== WORK TO BE COMPLETED ==
Check each line below for the word "this". Then give only how many lines have it.

== TASK DATA ==
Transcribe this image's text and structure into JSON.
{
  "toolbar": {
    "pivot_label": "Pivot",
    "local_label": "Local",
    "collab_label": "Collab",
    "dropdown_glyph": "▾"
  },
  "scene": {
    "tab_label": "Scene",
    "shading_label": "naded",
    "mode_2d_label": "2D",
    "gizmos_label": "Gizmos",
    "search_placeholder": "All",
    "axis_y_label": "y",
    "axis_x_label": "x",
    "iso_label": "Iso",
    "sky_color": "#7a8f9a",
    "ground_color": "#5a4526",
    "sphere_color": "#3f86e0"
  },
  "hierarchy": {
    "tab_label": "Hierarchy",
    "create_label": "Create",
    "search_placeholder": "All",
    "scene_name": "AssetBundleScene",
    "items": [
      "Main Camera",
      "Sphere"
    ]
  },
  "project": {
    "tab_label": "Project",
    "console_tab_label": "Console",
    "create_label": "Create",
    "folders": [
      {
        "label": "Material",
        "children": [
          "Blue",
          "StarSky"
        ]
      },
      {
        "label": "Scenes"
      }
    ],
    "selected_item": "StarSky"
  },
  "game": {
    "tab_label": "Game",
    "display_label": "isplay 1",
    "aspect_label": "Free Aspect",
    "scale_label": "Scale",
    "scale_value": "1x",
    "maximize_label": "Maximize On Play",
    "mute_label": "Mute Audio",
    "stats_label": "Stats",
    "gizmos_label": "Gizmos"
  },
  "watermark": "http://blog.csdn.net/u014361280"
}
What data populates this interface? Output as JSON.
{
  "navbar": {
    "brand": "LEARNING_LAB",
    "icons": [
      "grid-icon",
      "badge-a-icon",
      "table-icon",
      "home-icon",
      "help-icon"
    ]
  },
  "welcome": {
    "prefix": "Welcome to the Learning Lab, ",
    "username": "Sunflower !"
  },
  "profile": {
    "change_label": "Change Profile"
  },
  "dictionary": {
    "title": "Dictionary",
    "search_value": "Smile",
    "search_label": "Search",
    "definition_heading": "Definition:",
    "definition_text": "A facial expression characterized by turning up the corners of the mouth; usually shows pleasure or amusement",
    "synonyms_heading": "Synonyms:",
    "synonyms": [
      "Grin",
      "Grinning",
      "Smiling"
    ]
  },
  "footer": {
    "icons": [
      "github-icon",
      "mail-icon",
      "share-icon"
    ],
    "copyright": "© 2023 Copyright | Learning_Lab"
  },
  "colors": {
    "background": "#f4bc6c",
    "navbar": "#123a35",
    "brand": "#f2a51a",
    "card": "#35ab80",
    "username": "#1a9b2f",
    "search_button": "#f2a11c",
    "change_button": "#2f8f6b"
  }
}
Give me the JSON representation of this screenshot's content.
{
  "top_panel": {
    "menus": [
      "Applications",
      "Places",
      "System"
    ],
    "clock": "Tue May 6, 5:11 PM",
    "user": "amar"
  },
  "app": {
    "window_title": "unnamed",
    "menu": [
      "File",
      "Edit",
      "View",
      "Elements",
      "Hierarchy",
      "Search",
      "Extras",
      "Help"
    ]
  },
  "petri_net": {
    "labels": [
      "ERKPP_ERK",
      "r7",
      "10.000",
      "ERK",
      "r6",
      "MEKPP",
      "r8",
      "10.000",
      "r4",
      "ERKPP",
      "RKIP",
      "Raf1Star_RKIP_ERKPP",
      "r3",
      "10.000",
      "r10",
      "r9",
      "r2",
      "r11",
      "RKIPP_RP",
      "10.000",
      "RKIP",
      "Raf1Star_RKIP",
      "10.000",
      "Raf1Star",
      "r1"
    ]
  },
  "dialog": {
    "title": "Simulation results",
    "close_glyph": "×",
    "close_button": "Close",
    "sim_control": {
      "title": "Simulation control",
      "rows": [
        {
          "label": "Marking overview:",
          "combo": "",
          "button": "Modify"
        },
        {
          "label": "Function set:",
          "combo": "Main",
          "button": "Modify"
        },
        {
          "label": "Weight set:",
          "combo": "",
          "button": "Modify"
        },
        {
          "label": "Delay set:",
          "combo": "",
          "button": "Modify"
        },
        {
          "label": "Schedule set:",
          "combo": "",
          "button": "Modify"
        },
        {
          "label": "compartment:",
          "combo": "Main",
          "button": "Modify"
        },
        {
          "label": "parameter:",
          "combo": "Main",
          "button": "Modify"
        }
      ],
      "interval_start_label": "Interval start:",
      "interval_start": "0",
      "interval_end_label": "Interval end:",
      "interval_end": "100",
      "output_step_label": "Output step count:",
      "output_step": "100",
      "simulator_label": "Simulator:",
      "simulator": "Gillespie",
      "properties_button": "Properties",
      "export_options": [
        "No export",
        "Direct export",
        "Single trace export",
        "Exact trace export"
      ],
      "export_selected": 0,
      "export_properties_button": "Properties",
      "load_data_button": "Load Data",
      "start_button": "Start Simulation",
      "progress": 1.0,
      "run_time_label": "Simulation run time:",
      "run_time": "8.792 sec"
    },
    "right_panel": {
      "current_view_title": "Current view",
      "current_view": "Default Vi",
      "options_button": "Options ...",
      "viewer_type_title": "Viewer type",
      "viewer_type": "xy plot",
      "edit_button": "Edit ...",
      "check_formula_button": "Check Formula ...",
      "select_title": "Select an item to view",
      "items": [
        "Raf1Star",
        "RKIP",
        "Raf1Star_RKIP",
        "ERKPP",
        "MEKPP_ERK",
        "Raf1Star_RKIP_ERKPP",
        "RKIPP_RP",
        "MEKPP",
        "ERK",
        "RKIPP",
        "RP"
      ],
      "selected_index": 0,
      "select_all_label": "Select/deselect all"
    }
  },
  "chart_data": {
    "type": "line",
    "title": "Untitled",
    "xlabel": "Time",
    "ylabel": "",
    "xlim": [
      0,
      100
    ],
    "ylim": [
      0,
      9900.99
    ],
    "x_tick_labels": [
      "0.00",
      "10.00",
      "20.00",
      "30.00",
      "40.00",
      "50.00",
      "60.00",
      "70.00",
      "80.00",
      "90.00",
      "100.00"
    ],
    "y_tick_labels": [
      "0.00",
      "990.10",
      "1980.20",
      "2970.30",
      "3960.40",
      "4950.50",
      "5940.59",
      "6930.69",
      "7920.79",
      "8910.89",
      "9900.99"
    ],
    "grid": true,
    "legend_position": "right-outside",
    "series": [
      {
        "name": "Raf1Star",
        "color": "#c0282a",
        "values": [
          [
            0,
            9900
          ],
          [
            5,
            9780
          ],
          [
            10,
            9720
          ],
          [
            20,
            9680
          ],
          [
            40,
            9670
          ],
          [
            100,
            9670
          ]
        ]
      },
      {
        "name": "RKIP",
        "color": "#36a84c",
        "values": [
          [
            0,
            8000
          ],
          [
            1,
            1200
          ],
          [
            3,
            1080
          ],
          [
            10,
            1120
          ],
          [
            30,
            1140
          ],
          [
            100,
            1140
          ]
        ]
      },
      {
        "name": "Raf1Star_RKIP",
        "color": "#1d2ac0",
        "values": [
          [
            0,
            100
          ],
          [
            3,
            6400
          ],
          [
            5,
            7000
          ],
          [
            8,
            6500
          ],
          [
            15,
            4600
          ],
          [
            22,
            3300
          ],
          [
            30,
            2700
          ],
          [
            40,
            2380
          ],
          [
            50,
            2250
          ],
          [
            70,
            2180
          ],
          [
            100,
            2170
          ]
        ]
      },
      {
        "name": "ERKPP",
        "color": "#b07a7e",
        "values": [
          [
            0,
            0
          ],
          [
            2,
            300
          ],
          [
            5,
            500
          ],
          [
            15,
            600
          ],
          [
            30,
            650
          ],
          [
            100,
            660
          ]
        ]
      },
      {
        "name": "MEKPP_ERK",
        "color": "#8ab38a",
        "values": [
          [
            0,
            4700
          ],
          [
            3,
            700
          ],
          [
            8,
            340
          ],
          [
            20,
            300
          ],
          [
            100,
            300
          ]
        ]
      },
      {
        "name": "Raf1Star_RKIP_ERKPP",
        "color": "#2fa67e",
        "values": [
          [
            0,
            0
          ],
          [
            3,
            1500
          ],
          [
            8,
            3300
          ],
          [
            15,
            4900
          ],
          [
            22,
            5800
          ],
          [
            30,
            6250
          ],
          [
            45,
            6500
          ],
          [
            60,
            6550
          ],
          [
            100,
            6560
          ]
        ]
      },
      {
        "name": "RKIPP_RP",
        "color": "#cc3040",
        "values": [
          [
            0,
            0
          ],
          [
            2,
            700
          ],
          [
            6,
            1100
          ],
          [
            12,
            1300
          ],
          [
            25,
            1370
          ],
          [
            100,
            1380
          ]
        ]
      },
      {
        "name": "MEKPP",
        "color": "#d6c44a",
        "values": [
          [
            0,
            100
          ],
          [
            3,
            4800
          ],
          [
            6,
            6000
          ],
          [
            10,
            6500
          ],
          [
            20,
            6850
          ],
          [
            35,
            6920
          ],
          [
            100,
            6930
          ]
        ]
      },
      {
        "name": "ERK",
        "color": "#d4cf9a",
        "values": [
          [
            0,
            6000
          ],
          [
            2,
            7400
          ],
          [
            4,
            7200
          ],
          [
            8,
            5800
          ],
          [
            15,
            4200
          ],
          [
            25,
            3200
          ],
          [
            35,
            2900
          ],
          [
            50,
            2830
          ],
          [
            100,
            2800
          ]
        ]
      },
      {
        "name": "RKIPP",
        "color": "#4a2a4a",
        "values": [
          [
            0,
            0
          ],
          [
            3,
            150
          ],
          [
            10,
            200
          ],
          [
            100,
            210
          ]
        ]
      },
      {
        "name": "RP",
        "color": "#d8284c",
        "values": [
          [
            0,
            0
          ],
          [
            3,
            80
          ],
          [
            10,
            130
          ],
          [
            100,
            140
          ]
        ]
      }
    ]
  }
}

== WRITTEN ANSWER ==
3